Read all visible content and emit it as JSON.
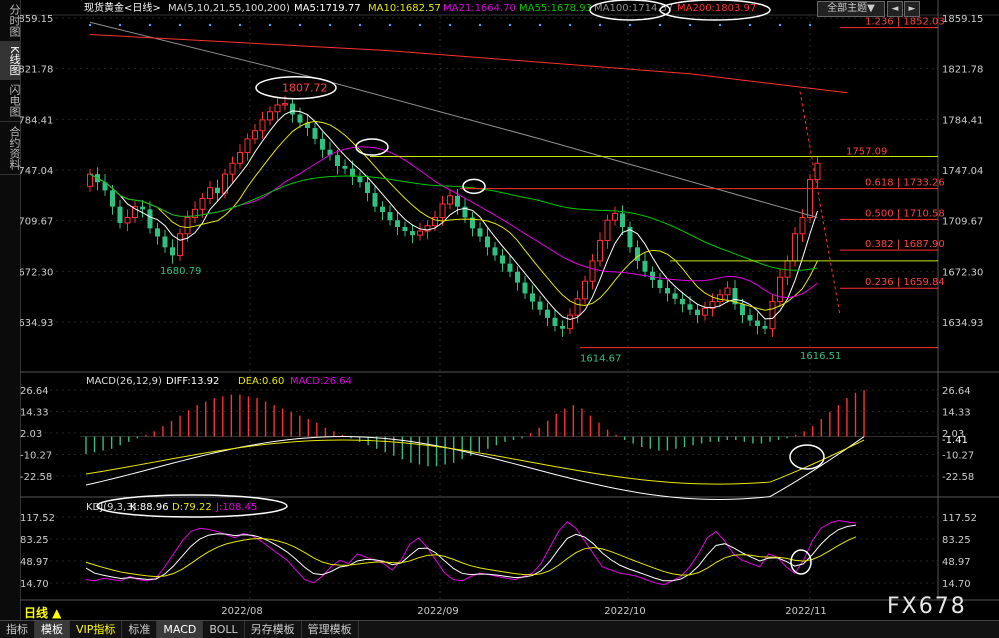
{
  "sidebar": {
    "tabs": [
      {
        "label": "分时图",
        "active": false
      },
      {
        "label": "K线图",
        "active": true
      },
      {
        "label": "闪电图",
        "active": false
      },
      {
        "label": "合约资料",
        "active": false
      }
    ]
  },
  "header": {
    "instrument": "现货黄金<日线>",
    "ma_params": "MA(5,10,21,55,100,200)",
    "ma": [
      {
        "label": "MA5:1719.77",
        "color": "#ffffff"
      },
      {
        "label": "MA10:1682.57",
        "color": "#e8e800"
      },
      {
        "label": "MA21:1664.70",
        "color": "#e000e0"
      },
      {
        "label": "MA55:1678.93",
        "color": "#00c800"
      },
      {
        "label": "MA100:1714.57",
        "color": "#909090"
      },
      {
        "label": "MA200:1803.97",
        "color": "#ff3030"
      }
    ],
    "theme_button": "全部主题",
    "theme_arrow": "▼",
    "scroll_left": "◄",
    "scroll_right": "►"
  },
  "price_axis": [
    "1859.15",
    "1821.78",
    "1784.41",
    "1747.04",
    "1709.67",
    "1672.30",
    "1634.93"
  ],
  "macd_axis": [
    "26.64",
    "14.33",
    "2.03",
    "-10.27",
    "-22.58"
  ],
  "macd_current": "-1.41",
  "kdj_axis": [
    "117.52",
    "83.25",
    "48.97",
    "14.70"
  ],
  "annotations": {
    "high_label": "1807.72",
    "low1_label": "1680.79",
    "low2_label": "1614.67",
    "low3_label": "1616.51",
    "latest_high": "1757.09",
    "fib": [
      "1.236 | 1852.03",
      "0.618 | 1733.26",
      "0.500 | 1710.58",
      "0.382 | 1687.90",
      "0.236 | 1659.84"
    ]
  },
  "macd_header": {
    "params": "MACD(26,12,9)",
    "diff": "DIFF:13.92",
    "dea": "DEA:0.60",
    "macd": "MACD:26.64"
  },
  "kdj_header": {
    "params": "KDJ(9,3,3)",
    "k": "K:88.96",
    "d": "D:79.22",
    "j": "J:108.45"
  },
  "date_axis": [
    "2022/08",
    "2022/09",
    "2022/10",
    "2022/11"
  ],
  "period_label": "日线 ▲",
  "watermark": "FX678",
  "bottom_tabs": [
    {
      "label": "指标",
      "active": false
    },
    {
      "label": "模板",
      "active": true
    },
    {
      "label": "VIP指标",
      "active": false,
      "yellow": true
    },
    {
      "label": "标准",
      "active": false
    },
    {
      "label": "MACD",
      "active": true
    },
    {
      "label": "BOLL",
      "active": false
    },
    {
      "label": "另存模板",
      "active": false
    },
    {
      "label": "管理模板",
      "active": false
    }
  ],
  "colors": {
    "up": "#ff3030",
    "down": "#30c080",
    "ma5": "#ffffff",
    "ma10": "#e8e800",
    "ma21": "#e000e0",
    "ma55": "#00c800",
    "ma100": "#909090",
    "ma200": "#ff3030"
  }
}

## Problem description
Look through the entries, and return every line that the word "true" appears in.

## Output for this exercise
        "active": true
      "active": true
      "yellow": true
      "active": true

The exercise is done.